Dell EMC customers found that the key to addressing their needs is Dell EMC’s CI, Vblock and VxBlock Systems (now consolidated as one turnkey product called VxBlock System 1000). Dell EMC is a CI pioneer and with Dell EMC Integrated Data Protection for CI, Dell EMC has gone a step further and delivered enterprise-class data protection that is tightly integrated with VxBlock Systems. The result is all-in-one, high performance, highly reliable data protection that is integrated with VxBlock Systems during manufacturing, pre-tested, pre-validated, and fully supported by a single vendor.

It’s an amazing value proposition. There are no point products, therefore less complexity and no compatibility issues. Every company we talked to stated that Dell EMC has exceeded their expectations, and helped them at every phase of their journey from implementation to support.

Publish date: 09/28/18
Profiles/Reports

The Value of Dell EMC Storage, Data Protection, and Converged Infrastructure

In today’s enterprise, data is the lifeblood of business, lying at the heart of new initiatives driving growth and productivity. Whether it’s a financial services firm employing AI and machine learning to better target specific consumer segments, a manufacturing company collecting and crunching millions of IoT data inputs to improve process efficiency, or a retail business analyzing real-time sales trends, every organization relies on continuously harvesting value from multiple data sources to power growth and more effectively compete.
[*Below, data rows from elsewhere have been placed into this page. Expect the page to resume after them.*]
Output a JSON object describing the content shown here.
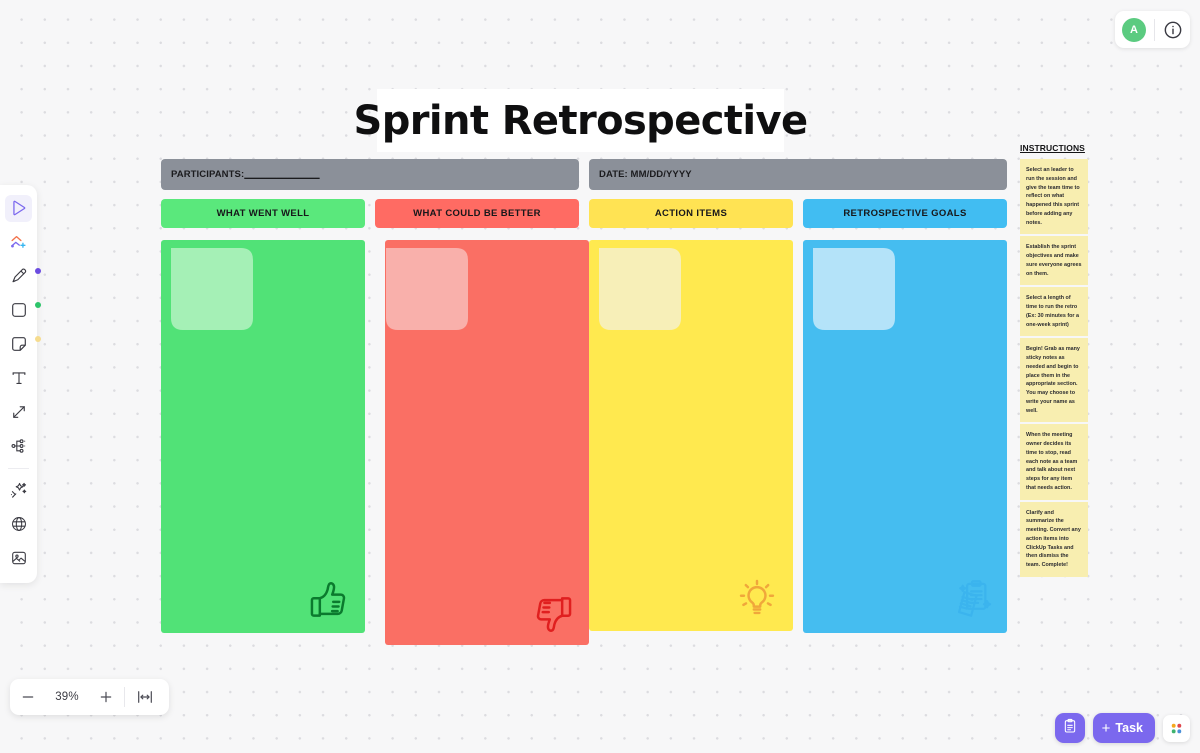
{
  "app": {
    "zoom_level": "39%",
    "accent_color": "#7b68ee"
  },
  "topbar": {
    "avatar_initial": "A",
    "avatar_color": "#5bcb80",
    "avatar_name": "avatar",
    "help_icon": "info-circle-icon"
  },
  "toolbar": {
    "items": [
      {
        "name": "select-tool",
        "icon": "cursor-icon",
        "active": true,
        "dot": ""
      },
      {
        "name": "connector-tool",
        "icon": "connector-icon",
        "active": false,
        "dot": ""
      },
      {
        "name": "pen-tool",
        "icon": "pen-icon",
        "active": false,
        "dot": "#6b4ce0"
      },
      {
        "name": "shape-tool",
        "icon": "square-icon",
        "active": false,
        "dot": "#2dc46a"
      },
      {
        "name": "sticky-note-tool",
        "icon": "sticky-note-icon",
        "active": false,
        "dot": "#f6dc8e"
      },
      {
        "name": "text-tool",
        "icon": "text-icon",
        "active": false,
        "dot": ""
      },
      {
        "name": "arrow-tool",
        "icon": "double-arrow-icon",
        "active": false,
        "dot": ""
      },
      {
        "name": "mindmap-tool",
        "icon": "mindmap-icon",
        "active": false,
        "dot": ""
      },
      {
        "name": "ai-tool",
        "icon": "magic-wand-icon",
        "active": false,
        "dot": ""
      },
      {
        "name": "embed-tool",
        "icon": "globe-icon",
        "active": false,
        "dot": ""
      },
      {
        "name": "image-tool",
        "icon": "image-icon",
        "active": false,
        "dot": ""
      }
    ]
  },
  "zoombar": {
    "zoom_out_label": "−",
    "zoom_value": "39%",
    "zoom_in_label": "+",
    "fit_icon": "fit-to-screen-icon"
  },
  "actionbar": {
    "clipboard_icon": "clipboard-icon",
    "task_label": "Task",
    "task_plus": "+",
    "apps_icon": "apps-grid-icon"
  },
  "board": {
    "title": "Sprint Retrospective",
    "participants_label": "PARTICIPANTS:",
    "participants_blank": "______________",
    "date_label": "DATE: MM/DD/YYYY",
    "columns": [
      {
        "name": "what-went-well",
        "header": "WHAT WENT WELL",
        "header_color": "#5ae87c",
        "body_color": "#51e277",
        "sticky_color": "#a5f0b6",
        "icon": "thumbs-up-icon",
        "icon_color": "#0b7a2e"
      },
      {
        "name": "what-could-be-better",
        "header": "WHAT COULD BE BETTER",
        "header_color": "#ff6b63",
        "body_color": "#fa6f64",
        "sticky_color": "#f9b0ab",
        "icon": "thumbs-down-icon",
        "icon_color": "#e01f1f"
      },
      {
        "name": "action-items",
        "header": "ACTION ITEMS",
        "header_color": "#ffe353",
        "body_color": "#ffe94f",
        "sticky_color": "#f7efb8",
        "icon": "lightbulb-icon",
        "icon_color": "#f0a73b"
      },
      {
        "name": "retrospective-goals",
        "header": "RETROSPECTIVE GOALS",
        "header_color": "#41bdf2",
        "body_color": "#45bdf0",
        "sticky_color": "#b4e3f9",
        "icon": "notes-clipboard-icon",
        "icon_color": "#3bb4ee"
      }
    ]
  },
  "instructions": {
    "title": "INSTRUCTIONS",
    "notes": [
      "Select an leader to run the session and give the team time to reflect on what happened this sprint before adding any notes.",
      "Establish the sprint objectives and make sure everyone agrees on them.",
      "Select a length of time to run the retro (Ex: 30 minutes for a one-week sprint)",
      "Begin! Grab as many sticky notes as needed and begin to place them in the appropriate section. You may choose to write your name as well.",
      "When the meeting owner decides its time to stop, read each note as a team and talk about next steps for any item that needs action.",
      "Clarify and summarize the meeting. Convert any action items into ClickUp Tasks and then dismiss the team. Complete!"
    ]
  }
}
In a world in which better, smarter or quicker assessments of data can make the difference between becoming a market leader or falling behind, the strategic value of a company’s data, or “data capital”, has never been greater.

But while rapidly advancing technology innovations are enabling new opportunities to capture and drive value from data, legacy storage infrastructure is by and large failing to keep up, preventing companies from realizing the full potential of their data capital. As the volume, velocity and complexity of data continue to grow, firms are finding it challenging to effectively store and protect that data, let alone analyze and extract value from it while it’s still fresh.
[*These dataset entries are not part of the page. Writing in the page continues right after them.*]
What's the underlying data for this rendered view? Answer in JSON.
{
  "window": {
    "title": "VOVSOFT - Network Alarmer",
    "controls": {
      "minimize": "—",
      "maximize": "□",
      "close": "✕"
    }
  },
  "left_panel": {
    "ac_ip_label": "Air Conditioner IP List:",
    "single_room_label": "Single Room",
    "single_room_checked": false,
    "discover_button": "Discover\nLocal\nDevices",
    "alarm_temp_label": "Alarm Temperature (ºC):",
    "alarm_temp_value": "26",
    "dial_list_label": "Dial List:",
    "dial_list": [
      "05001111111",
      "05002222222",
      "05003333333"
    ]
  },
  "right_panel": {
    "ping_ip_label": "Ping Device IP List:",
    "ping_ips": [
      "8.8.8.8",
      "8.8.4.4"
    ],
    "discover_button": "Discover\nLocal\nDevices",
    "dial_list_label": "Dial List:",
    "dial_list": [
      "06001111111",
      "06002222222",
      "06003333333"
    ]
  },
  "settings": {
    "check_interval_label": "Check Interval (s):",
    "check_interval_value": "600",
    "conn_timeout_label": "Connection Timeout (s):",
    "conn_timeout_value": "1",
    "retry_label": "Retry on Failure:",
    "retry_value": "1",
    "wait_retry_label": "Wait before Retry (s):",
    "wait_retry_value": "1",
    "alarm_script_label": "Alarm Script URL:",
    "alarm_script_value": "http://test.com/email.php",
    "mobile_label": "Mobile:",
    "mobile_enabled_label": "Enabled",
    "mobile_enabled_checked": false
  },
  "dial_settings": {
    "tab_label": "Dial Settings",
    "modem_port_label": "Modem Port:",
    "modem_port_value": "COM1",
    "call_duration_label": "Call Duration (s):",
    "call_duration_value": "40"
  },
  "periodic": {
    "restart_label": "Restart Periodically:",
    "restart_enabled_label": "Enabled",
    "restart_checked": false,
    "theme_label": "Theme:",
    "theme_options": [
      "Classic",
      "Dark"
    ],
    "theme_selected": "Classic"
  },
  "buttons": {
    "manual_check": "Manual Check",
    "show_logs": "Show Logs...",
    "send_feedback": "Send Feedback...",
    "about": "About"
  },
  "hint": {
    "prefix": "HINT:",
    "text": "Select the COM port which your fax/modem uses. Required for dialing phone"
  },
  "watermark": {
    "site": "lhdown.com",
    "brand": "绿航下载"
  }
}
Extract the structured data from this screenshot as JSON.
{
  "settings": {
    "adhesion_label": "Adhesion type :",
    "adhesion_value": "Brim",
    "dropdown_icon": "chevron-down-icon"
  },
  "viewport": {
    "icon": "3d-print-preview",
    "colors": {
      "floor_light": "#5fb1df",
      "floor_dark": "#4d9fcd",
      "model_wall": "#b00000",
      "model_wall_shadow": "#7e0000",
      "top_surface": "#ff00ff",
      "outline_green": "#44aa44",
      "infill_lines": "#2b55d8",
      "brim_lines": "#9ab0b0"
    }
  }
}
To get the most value out of their growing volume of data ― structured (Oracle, Microsoft SQL Server, SAP HANA and other databases) and unstructured (text files, e-mail, videos, multi-media, web pages, etc.) ― firms must choose their storage and data protection solutions carefully. Strong data security and availability capabilities are table stakes, as are robust data protection features. Buyers are demanding storage platforms with proven stability and reliability, with automated data services that are easy to manage across public and private clouds. With many organizations now looking first to the cloud to deploy their new and even some existing workloads, IT managers must have a “data first” mindset to ensure they can fully benefit from the value of their data assets.
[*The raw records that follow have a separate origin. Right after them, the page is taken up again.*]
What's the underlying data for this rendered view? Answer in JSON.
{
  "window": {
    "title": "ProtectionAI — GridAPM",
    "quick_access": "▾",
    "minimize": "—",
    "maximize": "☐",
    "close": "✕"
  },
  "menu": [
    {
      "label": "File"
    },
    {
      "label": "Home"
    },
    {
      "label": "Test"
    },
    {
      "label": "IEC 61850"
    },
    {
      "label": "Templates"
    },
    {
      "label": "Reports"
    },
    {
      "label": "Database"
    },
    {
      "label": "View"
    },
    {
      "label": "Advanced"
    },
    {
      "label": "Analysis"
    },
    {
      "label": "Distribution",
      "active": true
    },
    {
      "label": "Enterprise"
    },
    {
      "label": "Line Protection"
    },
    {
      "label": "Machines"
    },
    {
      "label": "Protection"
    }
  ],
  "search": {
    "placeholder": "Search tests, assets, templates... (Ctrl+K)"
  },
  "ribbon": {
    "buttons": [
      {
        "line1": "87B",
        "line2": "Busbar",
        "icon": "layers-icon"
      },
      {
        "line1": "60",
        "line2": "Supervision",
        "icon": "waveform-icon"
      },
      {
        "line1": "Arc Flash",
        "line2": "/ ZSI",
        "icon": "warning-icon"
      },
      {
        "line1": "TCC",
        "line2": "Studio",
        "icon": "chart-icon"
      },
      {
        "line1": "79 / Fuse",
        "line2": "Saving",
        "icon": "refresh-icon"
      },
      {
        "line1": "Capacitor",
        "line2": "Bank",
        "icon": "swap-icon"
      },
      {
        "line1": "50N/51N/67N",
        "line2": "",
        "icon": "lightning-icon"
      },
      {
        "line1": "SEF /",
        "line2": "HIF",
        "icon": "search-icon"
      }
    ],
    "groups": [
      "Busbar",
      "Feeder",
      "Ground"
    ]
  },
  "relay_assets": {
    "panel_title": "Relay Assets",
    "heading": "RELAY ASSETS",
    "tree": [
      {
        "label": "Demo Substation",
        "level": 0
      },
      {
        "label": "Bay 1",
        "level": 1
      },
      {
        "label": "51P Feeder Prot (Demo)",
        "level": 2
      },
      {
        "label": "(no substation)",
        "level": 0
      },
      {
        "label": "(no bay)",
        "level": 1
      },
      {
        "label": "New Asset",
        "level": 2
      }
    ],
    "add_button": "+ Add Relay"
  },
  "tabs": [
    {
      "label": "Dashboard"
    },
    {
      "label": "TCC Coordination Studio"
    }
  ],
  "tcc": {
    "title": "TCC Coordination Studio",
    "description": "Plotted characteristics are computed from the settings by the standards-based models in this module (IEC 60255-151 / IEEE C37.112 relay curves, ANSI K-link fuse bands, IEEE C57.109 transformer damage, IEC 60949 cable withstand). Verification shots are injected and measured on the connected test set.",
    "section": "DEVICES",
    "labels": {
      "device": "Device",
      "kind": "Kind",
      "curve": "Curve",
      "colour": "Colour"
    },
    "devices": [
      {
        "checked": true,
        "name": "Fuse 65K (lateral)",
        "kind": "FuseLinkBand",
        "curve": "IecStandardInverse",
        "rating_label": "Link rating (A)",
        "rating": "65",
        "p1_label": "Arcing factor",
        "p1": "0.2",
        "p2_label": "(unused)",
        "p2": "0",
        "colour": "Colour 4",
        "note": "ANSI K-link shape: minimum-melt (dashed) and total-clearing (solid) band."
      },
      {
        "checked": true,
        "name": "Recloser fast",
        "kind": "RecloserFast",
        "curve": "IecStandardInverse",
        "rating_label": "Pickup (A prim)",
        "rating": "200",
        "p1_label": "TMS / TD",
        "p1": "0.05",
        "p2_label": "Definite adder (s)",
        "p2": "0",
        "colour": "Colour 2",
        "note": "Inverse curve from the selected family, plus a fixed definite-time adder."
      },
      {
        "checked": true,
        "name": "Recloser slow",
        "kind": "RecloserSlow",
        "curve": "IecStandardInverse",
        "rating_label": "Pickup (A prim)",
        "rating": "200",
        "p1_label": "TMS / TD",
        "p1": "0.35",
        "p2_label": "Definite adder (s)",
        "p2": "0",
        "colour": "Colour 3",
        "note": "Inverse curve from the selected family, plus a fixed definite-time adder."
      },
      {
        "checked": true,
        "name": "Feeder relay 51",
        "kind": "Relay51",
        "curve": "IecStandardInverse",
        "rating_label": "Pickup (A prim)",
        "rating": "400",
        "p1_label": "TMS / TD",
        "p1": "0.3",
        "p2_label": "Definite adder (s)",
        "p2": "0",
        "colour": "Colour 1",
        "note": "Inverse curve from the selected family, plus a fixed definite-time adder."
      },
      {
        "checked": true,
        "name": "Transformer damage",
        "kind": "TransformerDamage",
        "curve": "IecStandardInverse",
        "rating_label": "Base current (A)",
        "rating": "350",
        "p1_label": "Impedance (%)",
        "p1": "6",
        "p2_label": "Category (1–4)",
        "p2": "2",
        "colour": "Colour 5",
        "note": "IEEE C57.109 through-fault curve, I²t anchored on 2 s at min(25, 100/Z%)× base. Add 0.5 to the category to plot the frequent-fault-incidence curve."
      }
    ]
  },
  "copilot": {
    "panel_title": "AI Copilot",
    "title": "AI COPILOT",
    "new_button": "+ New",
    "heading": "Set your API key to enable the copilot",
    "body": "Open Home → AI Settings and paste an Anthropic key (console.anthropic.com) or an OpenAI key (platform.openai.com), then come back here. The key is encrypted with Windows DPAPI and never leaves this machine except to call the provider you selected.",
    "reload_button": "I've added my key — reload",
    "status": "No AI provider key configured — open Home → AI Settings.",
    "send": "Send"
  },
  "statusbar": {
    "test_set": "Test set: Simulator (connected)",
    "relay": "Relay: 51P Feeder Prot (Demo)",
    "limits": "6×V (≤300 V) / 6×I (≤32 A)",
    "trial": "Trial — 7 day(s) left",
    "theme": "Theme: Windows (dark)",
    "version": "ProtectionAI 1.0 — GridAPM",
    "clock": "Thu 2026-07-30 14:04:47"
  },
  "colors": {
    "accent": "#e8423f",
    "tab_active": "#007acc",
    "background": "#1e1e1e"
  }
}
To better understand what has motivated companies to choose Dell EMC storage and data protection solutions, we spoke with IT professionals in four different organizations, representing a range of employee counts, IT budgets and industries. To learn about each organization’s story, we examined their business needs, data center environment, and top business and IT challenges. We then explored in detail the experience each customer has had in adopting, deploying and using Dell EMC storage and data protection solutions integrated with servers and networks in Dell EMC converged infrastructure systems, and how that experience has impacted the value they’ve realized from their data. Read on to learn about each customer’s experience.

Publish date: 10/31/19